Capacity issues delay some Mid-Ohio Valley restaurant openings
To curb the spread of the novel coronavirus, restaurants are only allowed to operate at 50 percent of their normal capacity.
“Basically, our restaurant is so small … I would only be able to put 11 people in my dining room,” said Amy Cochran, co-owner of The Root Beer Shack on Staunton Avenue in Parkersburg.
With 6 feet of distance required between family groups, even that would be a challenge, she said. And only two of the restaurant’s four outdoor tables could be used.
“It’s hard for small business that have smaller properties to adhere to all that,” Cochran said.
For now, the eatery is serving customers via drive-through and pickup only. And thanks to a loyal, understanding group of customers, Cochran said, the Root Beer Shack is surviving.
“When all of this COVID kind of started, I was afraid we were going to lose it,” she said. “We’ve got the best customers, I think, in Parkersburg. … That’s what’s going to keep us here tomorrow.”
Crystal Cafe owner J.R. Carpenter reopened on June 1 and decided several days later to shut it down again.
“I could have kept the restaurant closed for almost two months for what I paid to keep it open for a week,” he said.
Carpenter said he saw loyal customers during that week but the problem there weren’t any additional potential customers. With many people still working from home and functions canceled, “downtown’s a ghost town,” he said.
But Carpenter emphasized the closure is only temporary, “until conditions improve.”
The Yellow Jacket in Williamstown would have opened in March in other years. Because of the virus, the restaurant known for its oversized “freak shakes” didn’t start up until about four weeks ago. So far, they’re only offering outdoor dining and carryout because a couple of employees are at higher risk due to health issues, Sherri Conny said.
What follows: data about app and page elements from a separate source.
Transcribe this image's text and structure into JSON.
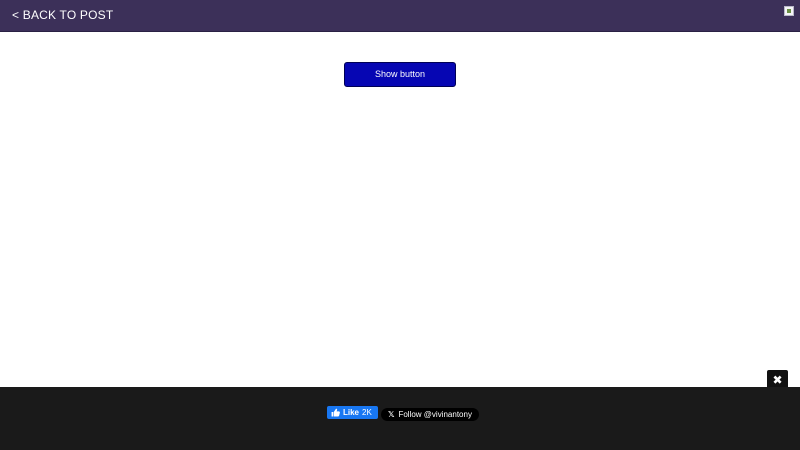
{
  "header": {
    "back_label": "< BACK TO POST",
    "background_color": "#3c3059",
    "corner_image_icon": "broken-image-icon"
  },
  "main": {
    "show_button_label": "Show button",
    "show_button_color": "#0606b3"
  },
  "footer": {
    "background_color": "#1a1a1a",
    "close_label": "✖",
    "facebook": {
      "label": "Like",
      "count": "2K",
      "icon": "thumbs-up-icon",
      "color": "#1877f2"
    },
    "twitter": {
      "icon_glyph": "𝕏",
      "label": "Follow @vivinantony",
      "icon": "x-logo-icon"
    }
  }
}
“We’ve been so completely blessed with people coming and eating and doing a lot of curbside delivery,” she said.
The demand has been higher than Conny expected, so she plans to open up indoor dining at 50 percent capacity after July Fourth.
“If the (virus) numbers go back up, then we’ll just change it back to outside dining,” she said.
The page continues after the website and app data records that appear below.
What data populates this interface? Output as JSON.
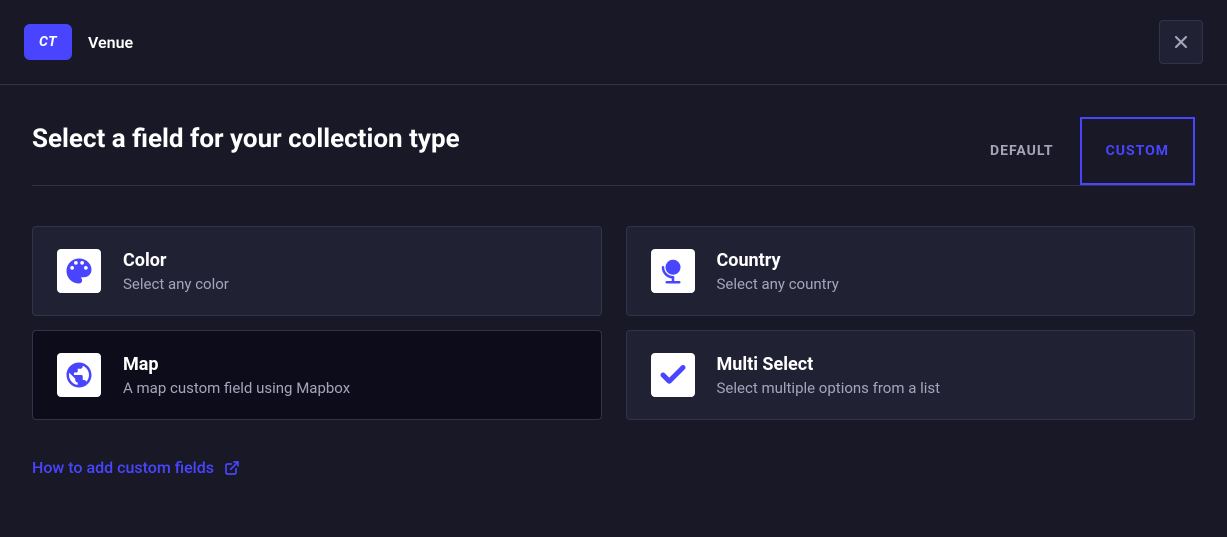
{
  "header": {
    "badge": "CT",
    "title": "Venue"
  },
  "main": {
    "heading": "Select a field for your collection type",
    "tabs": {
      "default": "DEFAULT",
      "custom": "CUSTOM"
    },
    "fields": [
      {
        "title": "Color",
        "description": "Select any color",
        "icon": "palette",
        "highlighted": false
      },
      {
        "title": "Country",
        "description": "Select any country",
        "icon": "globe",
        "highlighted": false
      },
      {
        "title": "Map",
        "description": "A map custom field using Mapbox",
        "icon": "earth",
        "highlighted": true
      },
      {
        "title": "Multi Select",
        "description": "Select multiple options from a list",
        "icon": "check",
        "highlighted": false
      }
    ],
    "help_link": "How to add custom fields"
  }
}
Der Dog Haus in Parkersburg waited until June 1 to reopen and only offered carryout the first week, manager Aaron Weaver said.
“We kind of wanted to see how everything went with the other stores,” he said.
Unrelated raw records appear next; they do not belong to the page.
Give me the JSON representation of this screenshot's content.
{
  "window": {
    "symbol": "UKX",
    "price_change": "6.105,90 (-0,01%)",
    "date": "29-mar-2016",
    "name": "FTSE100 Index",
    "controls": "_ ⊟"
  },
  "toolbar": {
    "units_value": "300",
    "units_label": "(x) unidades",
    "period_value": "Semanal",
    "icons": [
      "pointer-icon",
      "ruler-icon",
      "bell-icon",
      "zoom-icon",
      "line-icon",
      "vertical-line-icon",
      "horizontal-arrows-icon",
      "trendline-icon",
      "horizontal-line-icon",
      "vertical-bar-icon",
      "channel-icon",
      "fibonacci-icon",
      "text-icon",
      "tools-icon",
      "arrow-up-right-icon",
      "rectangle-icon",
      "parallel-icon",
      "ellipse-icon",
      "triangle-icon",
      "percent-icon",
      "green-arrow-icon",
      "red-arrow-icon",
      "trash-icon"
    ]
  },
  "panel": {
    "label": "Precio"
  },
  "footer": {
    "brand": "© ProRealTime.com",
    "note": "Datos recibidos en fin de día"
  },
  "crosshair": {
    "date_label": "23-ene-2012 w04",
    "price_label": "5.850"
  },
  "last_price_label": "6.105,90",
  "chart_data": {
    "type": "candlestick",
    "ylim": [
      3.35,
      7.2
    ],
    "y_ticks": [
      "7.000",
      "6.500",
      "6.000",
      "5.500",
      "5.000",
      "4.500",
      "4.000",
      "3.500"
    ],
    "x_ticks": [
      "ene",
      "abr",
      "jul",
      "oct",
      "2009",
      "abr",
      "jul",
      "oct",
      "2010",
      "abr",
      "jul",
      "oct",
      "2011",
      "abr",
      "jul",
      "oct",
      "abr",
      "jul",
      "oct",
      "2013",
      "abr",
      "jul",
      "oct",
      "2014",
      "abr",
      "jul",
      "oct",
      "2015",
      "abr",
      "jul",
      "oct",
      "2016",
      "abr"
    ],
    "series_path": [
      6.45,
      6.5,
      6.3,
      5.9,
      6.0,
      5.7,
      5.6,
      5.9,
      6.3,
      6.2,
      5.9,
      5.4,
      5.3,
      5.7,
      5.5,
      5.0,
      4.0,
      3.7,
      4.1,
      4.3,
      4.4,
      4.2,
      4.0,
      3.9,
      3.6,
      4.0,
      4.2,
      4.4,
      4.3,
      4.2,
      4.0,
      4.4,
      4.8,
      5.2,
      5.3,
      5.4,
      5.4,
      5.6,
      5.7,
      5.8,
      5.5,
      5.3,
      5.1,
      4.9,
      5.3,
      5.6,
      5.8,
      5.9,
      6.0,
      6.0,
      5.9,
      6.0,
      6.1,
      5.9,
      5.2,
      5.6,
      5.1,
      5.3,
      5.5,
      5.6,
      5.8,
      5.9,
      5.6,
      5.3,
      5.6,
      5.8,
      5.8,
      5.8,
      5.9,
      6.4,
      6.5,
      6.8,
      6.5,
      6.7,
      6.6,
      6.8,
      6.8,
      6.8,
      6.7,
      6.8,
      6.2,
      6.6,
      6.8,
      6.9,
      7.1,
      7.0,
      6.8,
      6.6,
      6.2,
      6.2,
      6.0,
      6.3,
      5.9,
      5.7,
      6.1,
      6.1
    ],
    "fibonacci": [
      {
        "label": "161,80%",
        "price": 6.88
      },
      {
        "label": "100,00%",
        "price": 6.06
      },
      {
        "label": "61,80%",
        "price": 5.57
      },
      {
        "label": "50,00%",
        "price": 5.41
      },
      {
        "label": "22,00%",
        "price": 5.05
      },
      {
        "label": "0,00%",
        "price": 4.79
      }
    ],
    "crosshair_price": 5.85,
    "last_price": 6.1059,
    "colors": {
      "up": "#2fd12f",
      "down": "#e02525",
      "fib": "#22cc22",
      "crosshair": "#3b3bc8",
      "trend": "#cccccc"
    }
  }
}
Traffic that first week convinced them to go ahead and resume indoor dining after making the necessary changes to comply with health guidelines, Weaver said.
“It seems like every customer coming through the door is just so happy we’re back,” he said. “Most of the faithful are already back. We’re coming out of the red and into the black.”
Evan Bevins can be reached at firstname.lastname@example.org.